Interior Minister Süleyman Soylu said law enforcement agencies were investigating the causes of the fires, and they had special teams of investigators in place. “We received about 300 tip-offs about the causes of the fires. We have several people in detention, but ultimately the judiciary will decide whether they are guilty (of starting fires). We have information about sabotage attempts, about negligence which might have caused the fires,” he said. Soylu said that the terrorist group PKK was working to burn forests, businesses and vehicles of civilians and since January and that they thwarted more than 300 such attempts. On the subject of evacuation efforts, Soylu commented that 10,000 people were evacuated in Muğla alone.
In 2020, on the anniversary of the PKK leader Abdullah Ocalan’s expulsion from Syria on October 9, 1998, major fires exploded across Turkish cities on October 10, burning down approximately 400 hectares of forests, empty residential buildings, and several dozen animals.
Children of Fire Initiative, a PKK affiliate group, claimed responsibility for the fires in a statement published on Nuce Civan, an online pro-PKK publication.
“We salute the holy fire,” the group said in reference to October fires.
PKK, the terror group that has been fighting the Turkish state since 1984, a couple of years after the group was founded, did not deny the claim. In the wake of their battle, it has left more than 40,000 killed, including civilians so far.

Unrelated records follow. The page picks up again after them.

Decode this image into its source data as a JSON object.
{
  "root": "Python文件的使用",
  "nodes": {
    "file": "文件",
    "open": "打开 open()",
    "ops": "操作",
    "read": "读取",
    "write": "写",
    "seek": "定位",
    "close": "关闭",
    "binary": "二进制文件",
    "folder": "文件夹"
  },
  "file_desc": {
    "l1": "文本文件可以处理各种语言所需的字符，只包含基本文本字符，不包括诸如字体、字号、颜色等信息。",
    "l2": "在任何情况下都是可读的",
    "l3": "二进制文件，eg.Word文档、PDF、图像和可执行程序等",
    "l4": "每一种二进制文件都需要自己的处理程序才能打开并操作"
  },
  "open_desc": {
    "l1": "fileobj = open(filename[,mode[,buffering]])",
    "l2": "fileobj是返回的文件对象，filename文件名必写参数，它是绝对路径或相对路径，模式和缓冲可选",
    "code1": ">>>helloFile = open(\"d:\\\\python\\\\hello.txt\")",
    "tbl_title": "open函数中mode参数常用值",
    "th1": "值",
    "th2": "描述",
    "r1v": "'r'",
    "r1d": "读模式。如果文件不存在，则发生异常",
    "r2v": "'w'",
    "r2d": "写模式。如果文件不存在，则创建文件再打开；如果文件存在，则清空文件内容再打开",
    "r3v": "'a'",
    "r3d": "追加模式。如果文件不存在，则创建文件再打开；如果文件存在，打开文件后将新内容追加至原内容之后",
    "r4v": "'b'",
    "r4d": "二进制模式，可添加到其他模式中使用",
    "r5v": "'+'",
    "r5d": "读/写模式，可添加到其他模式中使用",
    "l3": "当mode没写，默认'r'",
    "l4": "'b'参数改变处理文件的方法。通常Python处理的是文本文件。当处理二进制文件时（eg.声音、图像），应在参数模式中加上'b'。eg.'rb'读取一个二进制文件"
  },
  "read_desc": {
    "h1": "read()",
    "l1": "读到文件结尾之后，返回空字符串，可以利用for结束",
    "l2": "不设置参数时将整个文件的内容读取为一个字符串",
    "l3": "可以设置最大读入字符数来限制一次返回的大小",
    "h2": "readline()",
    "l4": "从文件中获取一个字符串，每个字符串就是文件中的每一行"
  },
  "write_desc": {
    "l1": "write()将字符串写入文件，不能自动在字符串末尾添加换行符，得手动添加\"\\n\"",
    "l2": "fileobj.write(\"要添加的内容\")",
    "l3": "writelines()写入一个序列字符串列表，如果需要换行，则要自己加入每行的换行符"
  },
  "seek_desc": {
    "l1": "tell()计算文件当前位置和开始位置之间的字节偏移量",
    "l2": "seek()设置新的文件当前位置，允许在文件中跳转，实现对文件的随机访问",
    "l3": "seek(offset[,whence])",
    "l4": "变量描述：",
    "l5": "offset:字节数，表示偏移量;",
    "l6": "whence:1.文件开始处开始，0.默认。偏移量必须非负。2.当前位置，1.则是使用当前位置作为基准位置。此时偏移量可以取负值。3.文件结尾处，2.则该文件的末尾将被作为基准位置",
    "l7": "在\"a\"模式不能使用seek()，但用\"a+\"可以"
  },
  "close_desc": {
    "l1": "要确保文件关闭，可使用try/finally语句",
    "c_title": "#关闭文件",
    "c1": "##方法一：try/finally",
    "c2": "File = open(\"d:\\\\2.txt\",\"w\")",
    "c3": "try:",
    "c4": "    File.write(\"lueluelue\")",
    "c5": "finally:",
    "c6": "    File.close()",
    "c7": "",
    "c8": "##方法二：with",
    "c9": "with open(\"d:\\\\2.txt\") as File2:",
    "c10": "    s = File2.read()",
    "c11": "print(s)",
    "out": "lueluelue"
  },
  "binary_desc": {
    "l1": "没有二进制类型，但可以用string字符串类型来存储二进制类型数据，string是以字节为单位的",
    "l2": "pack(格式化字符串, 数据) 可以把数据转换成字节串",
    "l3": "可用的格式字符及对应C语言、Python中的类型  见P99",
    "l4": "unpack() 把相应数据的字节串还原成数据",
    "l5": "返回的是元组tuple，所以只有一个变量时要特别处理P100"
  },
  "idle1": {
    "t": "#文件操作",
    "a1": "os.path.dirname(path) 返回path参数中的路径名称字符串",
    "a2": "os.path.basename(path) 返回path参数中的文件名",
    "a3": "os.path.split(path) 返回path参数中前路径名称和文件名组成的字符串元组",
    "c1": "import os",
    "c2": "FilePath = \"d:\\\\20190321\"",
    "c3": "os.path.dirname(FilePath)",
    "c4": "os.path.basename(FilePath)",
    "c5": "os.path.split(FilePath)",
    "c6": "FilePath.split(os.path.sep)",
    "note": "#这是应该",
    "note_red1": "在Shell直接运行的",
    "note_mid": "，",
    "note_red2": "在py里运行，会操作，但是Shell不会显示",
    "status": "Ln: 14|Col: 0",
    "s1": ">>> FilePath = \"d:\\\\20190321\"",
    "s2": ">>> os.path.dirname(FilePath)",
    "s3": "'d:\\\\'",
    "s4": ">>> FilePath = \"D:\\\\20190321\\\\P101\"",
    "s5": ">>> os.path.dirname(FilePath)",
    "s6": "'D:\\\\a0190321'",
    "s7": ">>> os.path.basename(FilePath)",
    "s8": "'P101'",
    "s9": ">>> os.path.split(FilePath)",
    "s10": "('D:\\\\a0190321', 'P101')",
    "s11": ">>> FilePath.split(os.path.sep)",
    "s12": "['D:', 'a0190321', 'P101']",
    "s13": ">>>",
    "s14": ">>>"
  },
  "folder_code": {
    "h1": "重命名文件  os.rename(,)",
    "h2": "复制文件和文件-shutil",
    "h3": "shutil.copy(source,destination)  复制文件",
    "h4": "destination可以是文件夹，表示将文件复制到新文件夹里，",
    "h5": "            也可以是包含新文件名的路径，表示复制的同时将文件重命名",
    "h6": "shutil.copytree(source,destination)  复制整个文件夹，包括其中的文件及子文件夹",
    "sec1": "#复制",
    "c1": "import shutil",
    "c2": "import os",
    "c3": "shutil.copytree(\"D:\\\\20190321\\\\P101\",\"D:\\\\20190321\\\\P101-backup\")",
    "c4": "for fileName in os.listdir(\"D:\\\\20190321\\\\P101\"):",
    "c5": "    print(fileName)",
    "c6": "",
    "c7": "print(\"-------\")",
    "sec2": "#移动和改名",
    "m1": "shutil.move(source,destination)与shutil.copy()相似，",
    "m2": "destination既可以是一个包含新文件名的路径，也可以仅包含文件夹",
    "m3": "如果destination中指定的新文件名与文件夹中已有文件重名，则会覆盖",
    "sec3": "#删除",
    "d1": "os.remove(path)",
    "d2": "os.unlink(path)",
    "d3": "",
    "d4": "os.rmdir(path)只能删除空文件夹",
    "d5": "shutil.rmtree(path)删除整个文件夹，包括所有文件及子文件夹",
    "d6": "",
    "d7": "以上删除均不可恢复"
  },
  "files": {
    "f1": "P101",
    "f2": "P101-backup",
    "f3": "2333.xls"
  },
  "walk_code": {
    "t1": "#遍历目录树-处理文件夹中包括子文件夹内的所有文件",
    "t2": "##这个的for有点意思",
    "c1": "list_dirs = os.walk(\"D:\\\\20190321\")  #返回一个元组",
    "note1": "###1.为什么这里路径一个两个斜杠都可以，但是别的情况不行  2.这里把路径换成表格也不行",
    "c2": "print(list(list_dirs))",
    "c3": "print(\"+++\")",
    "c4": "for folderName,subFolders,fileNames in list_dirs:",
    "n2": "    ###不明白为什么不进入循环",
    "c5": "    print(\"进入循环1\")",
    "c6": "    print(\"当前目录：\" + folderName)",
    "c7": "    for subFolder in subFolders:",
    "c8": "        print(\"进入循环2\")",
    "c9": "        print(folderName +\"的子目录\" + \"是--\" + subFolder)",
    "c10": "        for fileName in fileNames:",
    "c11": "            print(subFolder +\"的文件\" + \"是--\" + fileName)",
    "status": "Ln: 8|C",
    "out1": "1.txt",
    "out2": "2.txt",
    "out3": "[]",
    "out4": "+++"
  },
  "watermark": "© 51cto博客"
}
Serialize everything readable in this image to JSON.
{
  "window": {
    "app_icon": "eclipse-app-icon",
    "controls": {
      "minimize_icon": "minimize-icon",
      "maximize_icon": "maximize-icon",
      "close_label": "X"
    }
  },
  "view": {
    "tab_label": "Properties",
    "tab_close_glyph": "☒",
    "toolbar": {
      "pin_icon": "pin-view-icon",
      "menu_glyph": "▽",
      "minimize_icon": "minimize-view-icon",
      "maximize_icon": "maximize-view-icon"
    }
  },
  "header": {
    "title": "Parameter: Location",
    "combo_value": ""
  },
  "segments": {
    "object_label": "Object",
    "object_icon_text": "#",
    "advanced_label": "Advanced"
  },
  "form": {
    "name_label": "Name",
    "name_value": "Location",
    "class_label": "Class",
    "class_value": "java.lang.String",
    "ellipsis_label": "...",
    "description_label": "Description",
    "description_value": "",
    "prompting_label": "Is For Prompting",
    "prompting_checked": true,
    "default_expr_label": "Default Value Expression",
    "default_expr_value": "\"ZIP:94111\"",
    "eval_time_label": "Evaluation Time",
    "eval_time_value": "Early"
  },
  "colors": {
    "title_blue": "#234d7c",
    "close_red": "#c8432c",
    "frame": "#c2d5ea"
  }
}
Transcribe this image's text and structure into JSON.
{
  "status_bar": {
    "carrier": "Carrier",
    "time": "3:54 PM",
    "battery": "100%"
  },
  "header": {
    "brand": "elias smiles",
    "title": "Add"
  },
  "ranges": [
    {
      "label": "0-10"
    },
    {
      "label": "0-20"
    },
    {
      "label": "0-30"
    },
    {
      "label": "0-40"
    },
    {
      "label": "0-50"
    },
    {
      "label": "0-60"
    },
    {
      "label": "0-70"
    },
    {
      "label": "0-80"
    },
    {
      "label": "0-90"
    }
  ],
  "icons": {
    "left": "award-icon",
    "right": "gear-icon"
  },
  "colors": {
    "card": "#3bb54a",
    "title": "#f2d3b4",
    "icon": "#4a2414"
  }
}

People’s United Revenge Militia (HBIM) is another PKK-linked group that claimed responsibility for fires in the past.
While the group launched its first attack in Turkey in 1984, the group adopted forest fires as a strategy in the 1990s. Greece, where some PKK terrorists were trained, also had its share in the deliberate fires by PKK, as the group set alight the forests that attract Turkish tourists, according to a leaked Turkish intelligence report.
Now, the Children of Fire Initiative, a subgroup of the Kurdistan Workers Party (PKK), made an announcement claiming responsibility for the fires devastating southern Turkey.
Their announcement claiming responsibility was published by Nûçe Ciwan, which in Kurdish (Kurmanji), Arabic, Turkish, German and English with the slogan of “Dynamism of Youth.”
The PKK subgroup, in which Turkey recognises the entire group as a terrorist organisation, said the reason for starting the forest fires was in response to “the Fascists Turks, who invaded and exploited our country, pillaged our nature by burning it” and “spewed blood, death and brutality on us Kurds, and supported the army, police and government of the colonial Turkish Republic.”
In the announcement, the PKK subgroup declared a “Collapse MOVEMENT”.
“You will see our movement of anger and vengeance in the burning cities, the sky covered with ash and smoke, the mountains and plains engulfed in flames,” the announcement said before listing many Turkish massacres against the Kurds.
The group also listed anti-Kurdish policies and normalisation in society such as forceful Turkification, controlled media and football players saluting the Turkish army when fighting the Kurds
Although the group claimed responsibility for the fires, there is still lacking first hand evidence to substantiate this claim, but the PKK’s history in starting fires has led many to believe that they indeed are behind the fires. Nevertheless, it will only be known for certain after investigations have been concluded.